== Segment start ==
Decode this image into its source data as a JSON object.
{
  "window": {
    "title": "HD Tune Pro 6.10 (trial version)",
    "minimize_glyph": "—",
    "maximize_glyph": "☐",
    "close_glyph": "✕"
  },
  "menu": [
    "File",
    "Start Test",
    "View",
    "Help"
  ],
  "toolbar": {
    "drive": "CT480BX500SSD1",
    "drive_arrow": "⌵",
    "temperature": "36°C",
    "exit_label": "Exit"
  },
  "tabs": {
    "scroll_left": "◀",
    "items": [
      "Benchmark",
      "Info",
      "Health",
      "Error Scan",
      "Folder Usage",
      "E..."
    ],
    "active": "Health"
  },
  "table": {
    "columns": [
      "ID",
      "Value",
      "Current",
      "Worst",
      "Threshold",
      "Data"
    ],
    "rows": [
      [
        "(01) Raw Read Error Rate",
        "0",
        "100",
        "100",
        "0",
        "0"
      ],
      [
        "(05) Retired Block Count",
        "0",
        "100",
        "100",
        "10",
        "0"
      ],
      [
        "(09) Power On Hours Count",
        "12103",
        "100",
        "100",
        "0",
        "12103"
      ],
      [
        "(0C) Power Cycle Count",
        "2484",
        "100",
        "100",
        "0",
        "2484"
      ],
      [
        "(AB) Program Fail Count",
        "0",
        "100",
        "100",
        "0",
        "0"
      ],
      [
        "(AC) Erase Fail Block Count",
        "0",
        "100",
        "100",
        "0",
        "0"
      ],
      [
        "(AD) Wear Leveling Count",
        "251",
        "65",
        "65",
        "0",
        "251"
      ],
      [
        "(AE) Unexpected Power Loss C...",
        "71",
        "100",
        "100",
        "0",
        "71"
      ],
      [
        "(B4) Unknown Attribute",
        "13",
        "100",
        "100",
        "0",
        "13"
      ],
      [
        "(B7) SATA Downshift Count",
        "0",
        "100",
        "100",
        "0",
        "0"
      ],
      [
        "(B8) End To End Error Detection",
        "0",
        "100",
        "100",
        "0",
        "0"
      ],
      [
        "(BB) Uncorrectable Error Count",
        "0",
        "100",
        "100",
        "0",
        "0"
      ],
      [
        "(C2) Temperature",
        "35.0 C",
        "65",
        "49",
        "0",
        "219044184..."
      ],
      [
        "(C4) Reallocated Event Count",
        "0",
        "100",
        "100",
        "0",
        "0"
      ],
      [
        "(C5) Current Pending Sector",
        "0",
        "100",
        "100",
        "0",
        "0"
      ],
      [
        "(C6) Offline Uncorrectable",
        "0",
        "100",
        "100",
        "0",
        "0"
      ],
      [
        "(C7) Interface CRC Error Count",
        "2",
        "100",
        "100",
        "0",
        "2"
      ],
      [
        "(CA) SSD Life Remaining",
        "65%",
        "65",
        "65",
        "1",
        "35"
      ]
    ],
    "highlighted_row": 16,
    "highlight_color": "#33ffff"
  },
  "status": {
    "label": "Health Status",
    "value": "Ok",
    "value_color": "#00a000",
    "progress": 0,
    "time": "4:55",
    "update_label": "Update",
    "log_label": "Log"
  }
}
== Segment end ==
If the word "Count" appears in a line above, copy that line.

        "(05) Retired Block Count",
        "(09) Power On Hours Count",
        "(0C) Power Cycle Count",
        "(AB) Program Fail Count",
        "(AC) Erase Fail Block Count",
        "(AD) Wear Leveling Count",
        "(B7) SATA Downshift Count",
        "(BB) Uncorrectable Error Count",
        "(C4) Reallocated Event Count",
        "(C7) Interface CRC Error Count",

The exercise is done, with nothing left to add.